Betty Love graduated from Drury University in the early 1930’s and almost immediately began her teaching career.  She taught art to elementary and junior high school students for almost a decade before finding work at the Springfield Daily News and Leader-Press in 1941.  She was meant to be a temporary replacement for their cartoonist, but the job was a great fit for Love.  

A Betty Love cartoon depicting families gathering paper to help with the war efforts from January of 1945.
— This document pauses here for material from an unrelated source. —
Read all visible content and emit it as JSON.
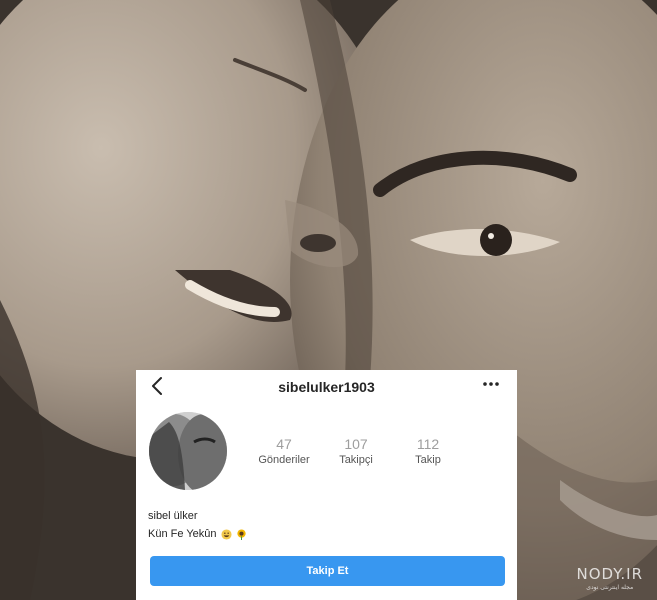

Love’s cartoons were a rarity, as women giving public opinion on politics was almost unheard of at the time.  Her talent in artwork was clear, and she brought a fresh perspective to her work – a woman’s perspective.  As nations were thrown into World War II and the husbands and fathers joined the war efforts, she showed the realities of the wives and children left behind. In 1945, the resident photojournalist for the paper, John Reading McGuire, was drafted.  The editor at the time, George Olds, handed McGuire’s camera to Betty Love and appointed her the photographer.  Love taught herself how to use the camera, develop film in the dark room, and translate her artistic expertise to photography.  By the time World War II was over, Love had become an integral part of the Springfield News Leader and remained in the position.  

The work was challenging at times, and those who worked with Love can attest to her ability to get the job done.  When tasked with taking aerial shots of locations in Springfield, Love agreed to do so despite her fear of heights.  On her first attempt to photograph from an open plane window, she kept her eyes shut for most of the trip and took photos randomly, hoping for a good shot.  She eventually overcame this fear, and was able to lean out of a plane’s windows or doors to get a great photo.  Occasionally, she even flew the plane. 
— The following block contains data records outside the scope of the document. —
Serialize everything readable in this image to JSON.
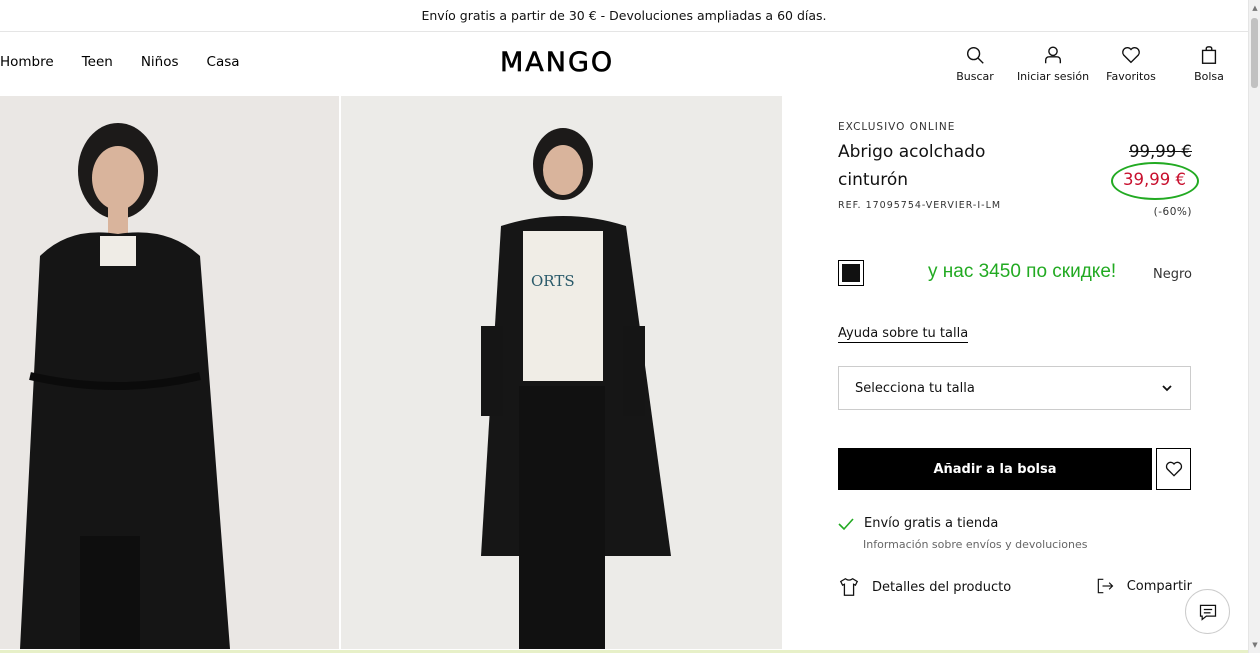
{
  "topbar": {
    "text": "Envío gratis a partir de 30 € - Devoluciones ampliadas a 60 días."
  },
  "nav": {
    "items": [
      "Hombre",
      "Teen",
      "Niños",
      "Casa"
    ]
  },
  "logo": {
    "text": "MANGO"
  },
  "actions": {
    "search": "Buscar",
    "login": "Iniciar sesión",
    "favorites": "Favoritos",
    "bag": "Bolsa"
  },
  "product": {
    "label": "EXCLUSIVO ONLINE",
    "title": "Abrigo acolchado cinturón",
    "ref": "REF. 17095754-VERVIER-I-LM",
    "old_price": "99,99 €",
    "new_price": "39,99 €",
    "discount": "(-60%)",
    "color_name": "Negro",
    "size_help": "Ayuda sobre tu talla",
    "size_placeholder": "Selecciona tu talla",
    "add_to_bag": "Añadir a la bolsa",
    "shipping": "Envío gratis a tienda",
    "shipping_info": "Información sobre envíos y devoluciones",
    "details": "Detalles del producto",
    "share": "Compartir"
  },
  "annotation": {
    "promo_text": "у нас 3450 по скидке!"
  },
  "colors": {
    "sale_red": "#c8102e",
    "annotation_green": "#22aa22",
    "black": "#000000"
  }
}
Betty Love took this aerial shot of downtown Springfield, featuring the square.

A pioneer in the field and a force to be reckoned with, Love had no problem speaking her mind.  In 1947, when photographing prisoners Duke Petty (a bank robber) and James Robinson (a farmer from Webster county) being led into the Greene County jail, the federal marshal Fred Canfil ordered that none of the journalists present take photos of the men.  Love said “I have a first amendment right to take this photo”, to which Canfil said “The Constitution be damned.”  Canfil was under fire for this comment, especially as he was a close friend of President Harry Truman, who was in office at that time. 

A photograph by Betty Love of a Springfield Police Officer holding a dead King Cobra during the Great Cobra Scare.

A true photojournalist, Love was at the center of all the happenings in Springfield and the surrounding area.  She captured shots of major events in the city, such as the Great Cobra Scare and Laura Ingalls Wilder’s book signing.  When looking at images of important happenings in Springfield from 1945 to 1975, it’s a safe bet that Betty Love was first on the scene with her camera. 

Laura Ingalls Wilder signing copies of her children’s books at Brown Brothers Book Store in 1952.

Love received awards for her photographs both in journalism and in the arts. She was a charter member of the National Press Photographers Association and one of the first five people to be inducted into the Missouri Photojournalism Hall of Fame.  She retired from the Springfield News-Leader in 1975 and passed away in 1984 but her legacy and documentation of Springfield’s history live on.


Written by Meg Pearson, 2022

Stump, Konrad. “From Drawing Board to Darkroom: Betty Love’s Journey.” Leader. News-Leader, February 16, 2017.

Chapman, Melanie. “Celebrating Women’s History Month and a Look Back at Betty Love.” KOLR – KOLR –, March 11, 2019.

Images from the History Museum on the Square’s archives and collections.